Sheffield has earned an international reputation for metallurgy and steel production, with many innovations in these fields being developed locally.
These include Sheffield plate (a technique in which silver-plated copper was produced by fusing a thin sheet of silver onto a copper ingot), invented in the early 18th century by Thomas Boulsover, and the crucible technique (which allowed the manufacture of a better quality of steel than was previously possible), discovered by Benjamin Huntsman in the 1740s.
From the mid 19th century, Sheffield grew rapidly to become the foremost steel manufacturing centre in the world, with most of the great steel mills and factories based in the lower Don Valley. The development of alloy steels and the invention of stainless steel in 1913 gave an immediate boost to the cutlery industry along with the wide range of products still being manufactured in the city.
The latter was rendered obsolete in 1856 by Henry Bessemer's creation of the Bessemer converter, and it was in this century that Sheffield gained its international reputation for steel-making.
Stainless steel was invented in Sheffield by Harry Brearley in 1912, and the work of F B Pickering and T Gladman throughout the 1960s, '70s, and '80s has proved fundamental to the development of modern high-strength low-alloy steels.
The expansion of the British Empire and two world wars ensured increased prosperity during this time, however, the amalgamation of firms after WWII were subsequently swept away in the 1960's and 70's by the introduction of new technology and changing markets.
Today, Sheffield produces more steel than ever, but in a cleaner environment and with only a fraction of the workforce. Avesta, Sheffield's Shepcote Lane factory, has a capacity to produce more than 500,000 tonnes of stainless steel per year and is the largest supplier of high quality, hot rolled stainless steel throughout Europe and North America.
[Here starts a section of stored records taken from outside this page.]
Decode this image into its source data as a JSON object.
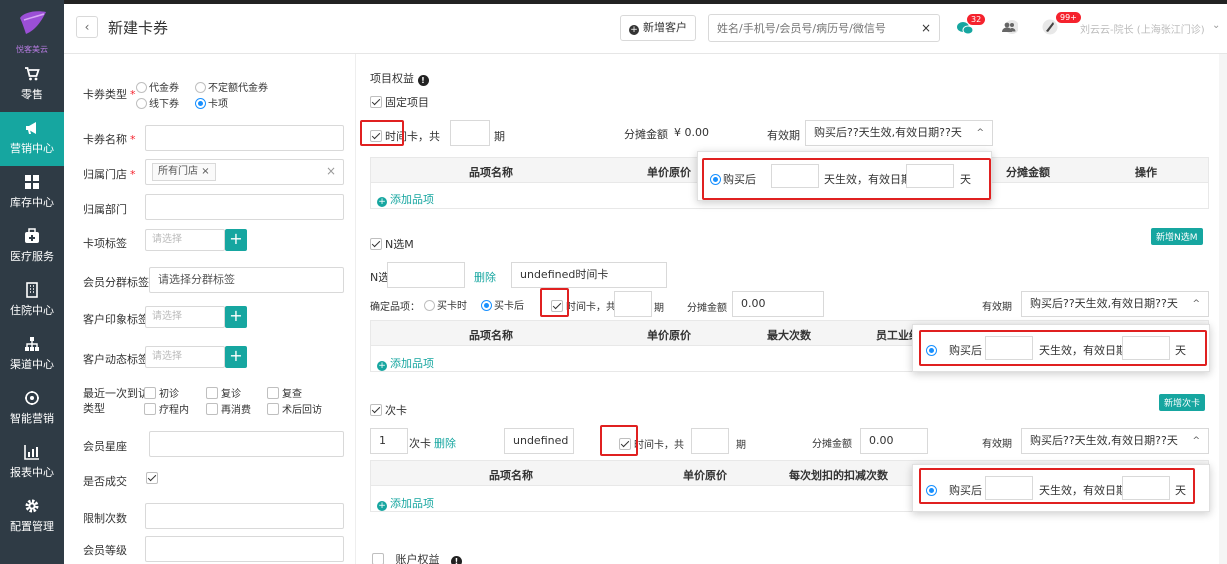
{
  "app": {
    "logo_text": "悦客美云",
    "page_title": "新建卡券",
    "new_customer_label": "新增客户",
    "search_placeholder": "姓名/手机号/会员号/病历号/微信号",
    "search_clear": "×",
    "msg_badge": "32",
    "notice_badge": "99+",
    "user_name": "刘云云-院长 (上海张江门诊)"
  },
  "sidebar": {
    "items": [
      {
        "label": "零售",
        "icon": "cart-icon"
      },
      {
        "label": "营销中心",
        "icon": "megaphone-icon"
      },
      {
        "label": "库存中心",
        "icon": "grid-icon"
      },
      {
        "label": "医疗服务",
        "icon": "medkit-icon"
      },
      {
        "label": "住院中心",
        "icon": "building-icon"
      },
      {
        "label": "渠道中心",
        "icon": "sitemap-icon"
      },
      {
        "label": "智能营销",
        "icon": "smart-icon"
      },
      {
        "label": "报表中心",
        "icon": "bar-chart-icon"
      },
      {
        "label": "配置管理",
        "icon": "gear-icon"
      }
    ],
    "active_index": 1
  },
  "form": {
    "card_type_label": "卡券类型",
    "card_type_options": [
      "代金券",
      "不定额代金券",
      "线下券",
      "卡项"
    ],
    "card_name_label": "卡券名称",
    "store_label": "归属门店",
    "store_tag": "所有门店",
    "store_tag_close": "×",
    "store_clear": "×",
    "dept_label": "归属部门",
    "card_tag_label": "卡项标签",
    "card_tag_placeholder": "请选择",
    "member_group_label": "会员分群标签",
    "member_group_placeholder": "请选择分群标签",
    "impression_label": "客户印象标签",
    "impression_placeholder": "请选择",
    "dynamic_label": "客户动态标签",
    "dynamic_placeholder": "请选择",
    "visit_type_label_1": "最近一次到访",
    "visit_type_label_2": "类型",
    "visit_options": [
      "初诊",
      "复诊",
      "复查",
      "疗程内",
      "再消费",
      "术后回访"
    ],
    "star_label": "会员星座",
    "deal_label": "是否成交",
    "limit_label": "限制次数",
    "level_label": "会员等级",
    "required_mark": "*"
  },
  "rights": {
    "title": "项目权益",
    "fixed": {
      "label": "固定项目",
      "time_card_label": "时间卡，共",
      "period_unit": "期",
      "alloc_label": "分摊金额",
      "alloc_value": "¥ 0.00",
      "valid_label": "有效期",
      "valid_value": "购买后??天生效,有效日期??天",
      "caret": "^",
      "columns": [
        "品项名称",
        "单价原价",
        "分摊金额",
        "操作"
      ],
      "add_item": "添加品项",
      "popup": {
        "after_buy": "购买后",
        "effective": "天生效，有效日期",
        "day": "天"
      }
    },
    "nm": {
      "label": "N选M",
      "new_btn": "新增N选M",
      "n_label": "N选",
      "delete": "删除",
      "name_value": "undefined时间卡",
      "confirm_label": "确定品项：",
      "opt_buy_time": "买卡时",
      "opt_after_buy": "买卡后",
      "time_card_label": "时间卡，共",
      "period_unit": "期",
      "alloc_label": "分摊金额",
      "alloc_value": "0.00",
      "valid_label": "有效期",
      "valid_value": "购买后??天生效,有效日期??天",
      "caret": "^",
      "columns": [
        "品项名称",
        "单价原价",
        "最大次数",
        "员工业绩"
      ],
      "add_item": "添加品项",
      "popup": {
        "after_buy": "购买后",
        "effective": "天生效，有效日期",
        "day": "天"
      }
    },
    "count": {
      "label": "次卡",
      "new_btn": "新增次卡",
      "count_value": "1",
      "count_unit": "次卡",
      "delete": "删除",
      "name_value": "undefined",
      "time_card_label": "时间卡，共",
      "period_unit": "期",
      "alloc_label": "分摊金额",
      "alloc_value": "0.00",
      "valid_label": "有效期",
      "valid_value": "购买后??天生效,有效日期??天",
      "caret": "^",
      "columns": [
        "品项名称",
        "单价原价",
        "每次划扣的扣减次数"
      ],
      "add_item": "添加品项",
      "popup": {
        "after_buy": "购买后",
        "effective": "天生效，有效日期",
        "day": "天"
      }
    },
    "account_label": "账户权益"
  }
}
Innovative manufacturing technologies and techniques continue to be developed on the Advanced Manufacturing Park (AMP) by Sheffield's universities and other independent research organisations. Notable establishments on the AMP include the Advanced Manufacturing Research Centre (AMRC, a research partnership between the Boeing Company and the University of Sheffield), Castings Technology International (Cti) and TWI (The Welding Institute).